The final dungeon is not quite as nifty as in The Thousand Fangs Below, but the endboss, avatar of Ydersius himself, makes up for it. He’s a legitimately tough solo adversary. Usually, a single enemy in Pathfinder RPG gets screwed over by action economy. Four heroes against one enemy means four times more actions directed against the bad guy than the bad guy can wield against the heroes. Simple math. Karzoug the Claimer, back in the 3.5 version of Rise of the Runelords, was victim to this and went down quickly. However, Ydersius is tough. He can withstand a lot of punishment, is immune to a whole lot of interesting tricks and has ways of removing heroes from the field for a few rounds at a time. The final combat was challenging and tense. At the end, the heroes triumphed and cut off the serpent god’s head, but it was close.

In Conclusion

Would I recommend the Serpent’s Skull adventure path? No. Not as the whole it is now, and not as written. Adventures two through four have a number of issues and little to make up for their flaws, The Thousand Fangs Below is uninteresting plot-wise, and at the end the whole campaign just feels like it is overstaying its welcome. Much like some its adventures feel more like ways to pass the time until the PCs are high-enough level to take on the next big adversary, the whole campaign feels like it mainly exists to be a traditional campaign between the nation-building sandbox of Kingmaker and the horror extravaganza that is Carrion Crown.

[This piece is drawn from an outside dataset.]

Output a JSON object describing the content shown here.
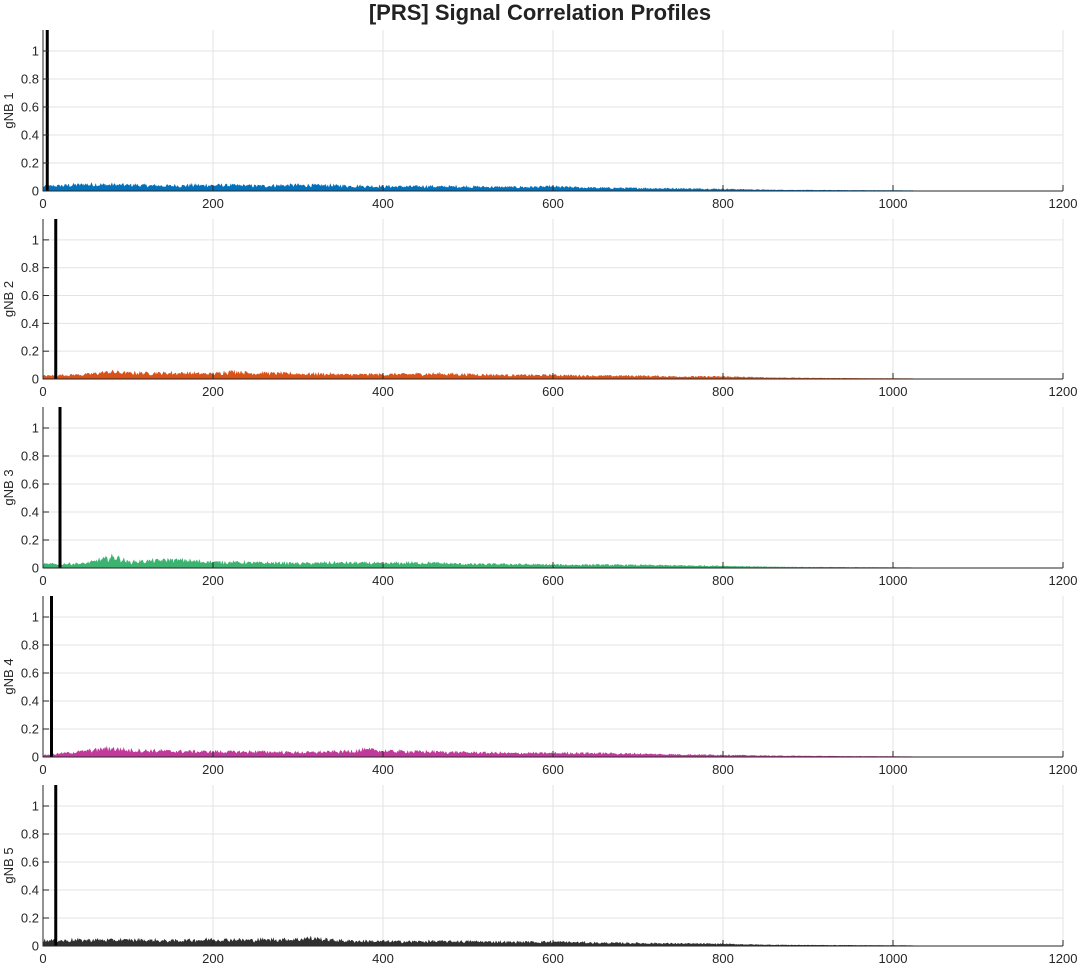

It is not, I must hasten to add, a total loss. Souls for Smuggler’s Shiv is one of the best published adventures I’ve ever seen. The campaign itself, with some heavy rewriting, can be made into a pretty great work. The potential is all there, it’s just the execution that’s wanting. Add a local Mwangi faction, perhaps as a replacement for the Free Captains (the devil are they doing inland, anyway?), squeeze The City of Seven Spears and Vaults of Madness together, add some heavier foreshadowing of Sanctum of the Serpent God into The Thousand Fangs Below to make it feel less like a keycard hunt, and you’re golden.

Of course, the amount of work involved in all that probably defeats the purpose of using a pre-written adventure path in the first place, but it is my hope that after reading this and the preceding installments, you should be equipped to decide on your own whether it’s worth it for you.